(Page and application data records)
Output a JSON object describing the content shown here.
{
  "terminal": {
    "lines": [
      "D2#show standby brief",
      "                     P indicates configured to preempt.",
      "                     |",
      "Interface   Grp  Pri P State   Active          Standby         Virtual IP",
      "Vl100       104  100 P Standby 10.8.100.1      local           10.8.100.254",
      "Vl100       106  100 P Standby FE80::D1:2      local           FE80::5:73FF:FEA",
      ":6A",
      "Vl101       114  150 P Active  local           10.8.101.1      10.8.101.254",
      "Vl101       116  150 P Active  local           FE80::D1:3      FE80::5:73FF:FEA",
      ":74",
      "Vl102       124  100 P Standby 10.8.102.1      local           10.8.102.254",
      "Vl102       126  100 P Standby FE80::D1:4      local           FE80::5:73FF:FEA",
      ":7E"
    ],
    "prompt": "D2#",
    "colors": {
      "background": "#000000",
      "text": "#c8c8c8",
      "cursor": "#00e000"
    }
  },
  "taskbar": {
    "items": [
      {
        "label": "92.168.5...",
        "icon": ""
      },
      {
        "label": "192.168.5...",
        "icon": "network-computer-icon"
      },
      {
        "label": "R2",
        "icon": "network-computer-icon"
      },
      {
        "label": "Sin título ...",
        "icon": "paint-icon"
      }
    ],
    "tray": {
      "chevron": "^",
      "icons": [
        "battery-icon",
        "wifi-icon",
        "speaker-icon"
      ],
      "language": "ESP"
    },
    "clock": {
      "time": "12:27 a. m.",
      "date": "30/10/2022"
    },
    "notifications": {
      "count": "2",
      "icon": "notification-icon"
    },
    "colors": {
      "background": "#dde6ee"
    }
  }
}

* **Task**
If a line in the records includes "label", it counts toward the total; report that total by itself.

* **Task response**
4